Participant and survivor in Pánfilo de Narváez’s expedition to Florida, he detailed the life, customs and beliefs of the indigenous people of the territories he crossed.
Reporter for Florida
Although at that time Florida the Spaniards called the territory between the Labrador Peninsula (Canada) and the current Florida peninsula.
His route was between this peninsula and the Rio Bravo or de las Palmas (Mexico)
Núñez traveled the northern Gulf of Mexico, a huge unknown area pending exploration
During this long trip he met a large number of indigenous tribes, some of them already disappeared such as: Timicuas, Seminolas, Appalachians, Muscogis, Alabamas, Tunicas, Caddo, Carancavas, Sioux, Natchez, Apaches, Comanches, Navajos, Shoshones, Mimbreños, Pueblos, Uto-Aztecas, Toncavas, Atacapas, Washas, Carancauas, etc.
The route of the journey
He traveled an enormous distance east and lived with the indigenous people knowing their customs that he later related as a journalist by vocation
He describes the indigenous some of whose tribes have already disappeared today. He details both the small and the most powerful tribes
He met many tribes, some very powerful of which today only a few individuals remain, and others have disappeared.
Some of these tribes knew them and lived in their villages. Others such as the Apaches, Navajos or Comanches, being rather nomadic, were known to traverse their route throughout the Southeast, South and North of New Spain. He describes the breeds, some of medium size to others of high size for the time (1,70).
Ethnographic Account of the inhabitants of the places visited and their homes. Small towns or cities like those of the Pueblo Indians
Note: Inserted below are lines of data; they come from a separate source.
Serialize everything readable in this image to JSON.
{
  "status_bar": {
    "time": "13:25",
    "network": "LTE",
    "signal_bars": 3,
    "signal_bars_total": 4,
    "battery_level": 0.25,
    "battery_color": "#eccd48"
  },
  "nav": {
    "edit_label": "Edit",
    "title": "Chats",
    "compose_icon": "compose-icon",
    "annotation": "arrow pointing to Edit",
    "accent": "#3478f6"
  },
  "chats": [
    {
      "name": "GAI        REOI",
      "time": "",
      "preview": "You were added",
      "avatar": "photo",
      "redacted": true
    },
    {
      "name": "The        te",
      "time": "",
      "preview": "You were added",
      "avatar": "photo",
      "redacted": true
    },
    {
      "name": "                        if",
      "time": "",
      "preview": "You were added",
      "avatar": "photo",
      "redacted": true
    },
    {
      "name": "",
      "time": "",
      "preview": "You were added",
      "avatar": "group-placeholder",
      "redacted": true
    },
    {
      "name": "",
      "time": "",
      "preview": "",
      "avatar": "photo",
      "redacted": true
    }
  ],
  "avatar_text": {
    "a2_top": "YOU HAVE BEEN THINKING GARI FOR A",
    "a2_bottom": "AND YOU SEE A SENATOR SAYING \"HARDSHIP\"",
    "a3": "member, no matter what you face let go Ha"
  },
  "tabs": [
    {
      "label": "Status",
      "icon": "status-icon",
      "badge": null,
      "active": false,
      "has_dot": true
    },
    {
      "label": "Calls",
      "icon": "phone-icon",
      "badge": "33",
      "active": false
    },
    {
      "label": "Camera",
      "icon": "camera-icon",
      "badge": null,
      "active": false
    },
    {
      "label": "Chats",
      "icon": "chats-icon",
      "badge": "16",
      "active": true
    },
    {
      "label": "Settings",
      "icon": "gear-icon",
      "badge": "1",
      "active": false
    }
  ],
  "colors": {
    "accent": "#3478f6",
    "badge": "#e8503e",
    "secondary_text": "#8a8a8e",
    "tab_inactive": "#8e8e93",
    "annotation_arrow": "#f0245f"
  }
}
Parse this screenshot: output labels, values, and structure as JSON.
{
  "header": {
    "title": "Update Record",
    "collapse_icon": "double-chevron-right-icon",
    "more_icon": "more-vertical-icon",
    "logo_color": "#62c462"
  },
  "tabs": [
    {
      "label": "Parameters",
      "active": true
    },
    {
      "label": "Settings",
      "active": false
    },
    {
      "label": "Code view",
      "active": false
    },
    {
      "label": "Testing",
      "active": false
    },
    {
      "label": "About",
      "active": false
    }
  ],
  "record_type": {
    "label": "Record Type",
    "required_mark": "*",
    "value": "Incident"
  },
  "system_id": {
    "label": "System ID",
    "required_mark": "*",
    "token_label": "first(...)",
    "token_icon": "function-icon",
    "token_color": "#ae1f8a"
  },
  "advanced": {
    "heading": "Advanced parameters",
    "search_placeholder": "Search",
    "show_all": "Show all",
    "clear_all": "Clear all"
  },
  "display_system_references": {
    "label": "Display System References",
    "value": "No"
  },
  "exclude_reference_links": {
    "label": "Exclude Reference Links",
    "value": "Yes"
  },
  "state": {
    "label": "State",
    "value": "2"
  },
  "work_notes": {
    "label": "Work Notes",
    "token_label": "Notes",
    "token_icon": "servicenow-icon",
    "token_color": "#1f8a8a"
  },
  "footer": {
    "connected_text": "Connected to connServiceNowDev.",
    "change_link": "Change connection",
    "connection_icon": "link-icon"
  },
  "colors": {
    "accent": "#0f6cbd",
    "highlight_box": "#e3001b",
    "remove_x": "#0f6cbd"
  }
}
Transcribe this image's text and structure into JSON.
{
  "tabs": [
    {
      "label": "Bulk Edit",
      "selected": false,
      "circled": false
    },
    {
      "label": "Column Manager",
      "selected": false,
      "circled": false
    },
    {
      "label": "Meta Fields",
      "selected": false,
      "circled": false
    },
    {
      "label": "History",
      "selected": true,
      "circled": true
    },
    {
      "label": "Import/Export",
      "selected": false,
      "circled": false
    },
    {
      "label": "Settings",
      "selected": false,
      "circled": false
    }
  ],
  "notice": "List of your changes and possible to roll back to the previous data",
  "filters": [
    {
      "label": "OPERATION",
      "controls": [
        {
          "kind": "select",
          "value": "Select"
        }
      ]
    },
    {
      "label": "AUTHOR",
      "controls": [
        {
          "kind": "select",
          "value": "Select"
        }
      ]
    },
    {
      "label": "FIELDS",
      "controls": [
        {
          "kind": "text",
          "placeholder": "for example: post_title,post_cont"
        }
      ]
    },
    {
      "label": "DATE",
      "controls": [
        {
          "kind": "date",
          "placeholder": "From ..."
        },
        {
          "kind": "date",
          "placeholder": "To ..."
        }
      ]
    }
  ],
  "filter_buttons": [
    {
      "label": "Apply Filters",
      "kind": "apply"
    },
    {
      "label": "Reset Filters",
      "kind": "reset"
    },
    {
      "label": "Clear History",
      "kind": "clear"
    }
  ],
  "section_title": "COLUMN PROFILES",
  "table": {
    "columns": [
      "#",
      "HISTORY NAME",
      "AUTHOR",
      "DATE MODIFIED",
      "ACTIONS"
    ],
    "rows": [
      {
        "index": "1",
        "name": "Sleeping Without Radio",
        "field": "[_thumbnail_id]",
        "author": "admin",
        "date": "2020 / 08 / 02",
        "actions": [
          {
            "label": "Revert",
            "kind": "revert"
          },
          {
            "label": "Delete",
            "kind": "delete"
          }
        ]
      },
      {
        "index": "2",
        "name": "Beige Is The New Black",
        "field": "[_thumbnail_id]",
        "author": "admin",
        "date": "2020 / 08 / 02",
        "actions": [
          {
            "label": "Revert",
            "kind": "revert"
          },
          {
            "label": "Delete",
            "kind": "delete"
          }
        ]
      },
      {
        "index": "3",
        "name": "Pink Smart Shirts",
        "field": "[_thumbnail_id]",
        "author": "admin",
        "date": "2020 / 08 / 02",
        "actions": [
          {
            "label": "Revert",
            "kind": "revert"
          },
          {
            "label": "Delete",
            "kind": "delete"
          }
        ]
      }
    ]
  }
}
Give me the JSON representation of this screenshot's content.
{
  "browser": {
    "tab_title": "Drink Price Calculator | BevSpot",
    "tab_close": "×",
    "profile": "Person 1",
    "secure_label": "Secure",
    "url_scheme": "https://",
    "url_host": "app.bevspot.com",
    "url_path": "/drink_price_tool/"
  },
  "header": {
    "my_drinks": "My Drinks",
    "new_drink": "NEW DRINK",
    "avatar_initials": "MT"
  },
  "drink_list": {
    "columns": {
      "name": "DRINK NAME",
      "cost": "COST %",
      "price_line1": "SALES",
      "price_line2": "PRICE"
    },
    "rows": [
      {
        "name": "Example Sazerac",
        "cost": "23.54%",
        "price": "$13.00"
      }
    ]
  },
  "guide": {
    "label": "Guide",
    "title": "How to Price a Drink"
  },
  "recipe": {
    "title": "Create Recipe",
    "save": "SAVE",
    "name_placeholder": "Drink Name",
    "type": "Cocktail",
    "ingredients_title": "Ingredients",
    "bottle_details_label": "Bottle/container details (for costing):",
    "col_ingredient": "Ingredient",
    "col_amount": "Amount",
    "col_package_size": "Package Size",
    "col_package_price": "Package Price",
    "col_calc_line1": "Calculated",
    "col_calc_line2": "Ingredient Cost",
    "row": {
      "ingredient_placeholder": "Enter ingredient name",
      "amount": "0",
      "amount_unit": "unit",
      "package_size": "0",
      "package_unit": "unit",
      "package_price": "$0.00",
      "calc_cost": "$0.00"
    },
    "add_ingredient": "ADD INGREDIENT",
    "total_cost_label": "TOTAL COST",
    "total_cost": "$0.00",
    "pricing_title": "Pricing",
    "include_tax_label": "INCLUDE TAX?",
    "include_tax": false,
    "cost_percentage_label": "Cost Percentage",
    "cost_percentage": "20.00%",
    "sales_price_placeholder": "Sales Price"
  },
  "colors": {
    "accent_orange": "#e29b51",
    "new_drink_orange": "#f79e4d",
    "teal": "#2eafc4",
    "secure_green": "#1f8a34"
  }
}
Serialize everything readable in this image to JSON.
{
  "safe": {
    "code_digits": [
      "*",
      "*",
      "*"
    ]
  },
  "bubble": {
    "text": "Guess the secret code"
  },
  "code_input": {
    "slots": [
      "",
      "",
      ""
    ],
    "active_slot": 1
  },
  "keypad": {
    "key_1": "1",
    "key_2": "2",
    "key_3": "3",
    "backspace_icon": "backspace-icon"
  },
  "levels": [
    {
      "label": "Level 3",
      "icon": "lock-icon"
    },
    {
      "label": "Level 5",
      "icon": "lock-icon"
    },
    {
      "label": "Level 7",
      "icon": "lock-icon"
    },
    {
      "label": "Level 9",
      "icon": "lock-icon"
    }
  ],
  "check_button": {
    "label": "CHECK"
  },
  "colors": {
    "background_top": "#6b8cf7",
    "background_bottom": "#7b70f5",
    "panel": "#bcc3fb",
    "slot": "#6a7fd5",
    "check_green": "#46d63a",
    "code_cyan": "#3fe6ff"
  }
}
He describes the utensils, tools and weapons they used. While some were made of stone, in others they used the bones of animals. He recounts his surprise upon discovering the huddled houses of the Pueblo Indians that look like fortifications.
Some were collectors of mollusks, others practiced agriculture with corn, beans and squash in an incipient way. He also met those who were primarily hunters and fishermen.
Social life of the tribes
A group of clans made a tribe
He describes how society is basically a matriarchy. Women with few children due to high infant mortality due to harsh living conditions.
In some areas, the elderly and the sick are considered a burden and are left to their own devices or even killed.
He was surprised to discover that there were men who played women and even dressed the same. He called them amadores and some of them were covered up like women.
Myths and Beliefs
Bearded men from heaven and the power of spirits
Instead of a superior being, there are multitudes of spirits that show their power, in the waters, rays, stones, winds, trees, animals etc.
This reporter by accident shows us that among the indigenous myths he finds the history of bearded men who comes from heaven. Especially one of them, who is sometimes cruel.
This myth sometimes saves their lives, but at other times it hurts them since they call the man “Bad Thing”.
The burials of the dead are sometimes in platforms as in the Indians of the prairies, others are in pits or burial mounds. They mourn the death of the loved one for a year. They cry at dawn at noon and at dusk.
Ornaments and tattoos
Variety of paintings, feathers, bracelets and necklaces. Some were to protect themselves from the insects of there is the Red Skin
Among the favorite colors to paint red, black and yellow. Tattoos and colors often depend on the clan or tribe to which they belong.
Near the Gulf of Mexico, they were scantily dressed on some occasions closer to nudity but totally on many occasions. In the inland areas in the prairies where the bison were, skins were used for clothing.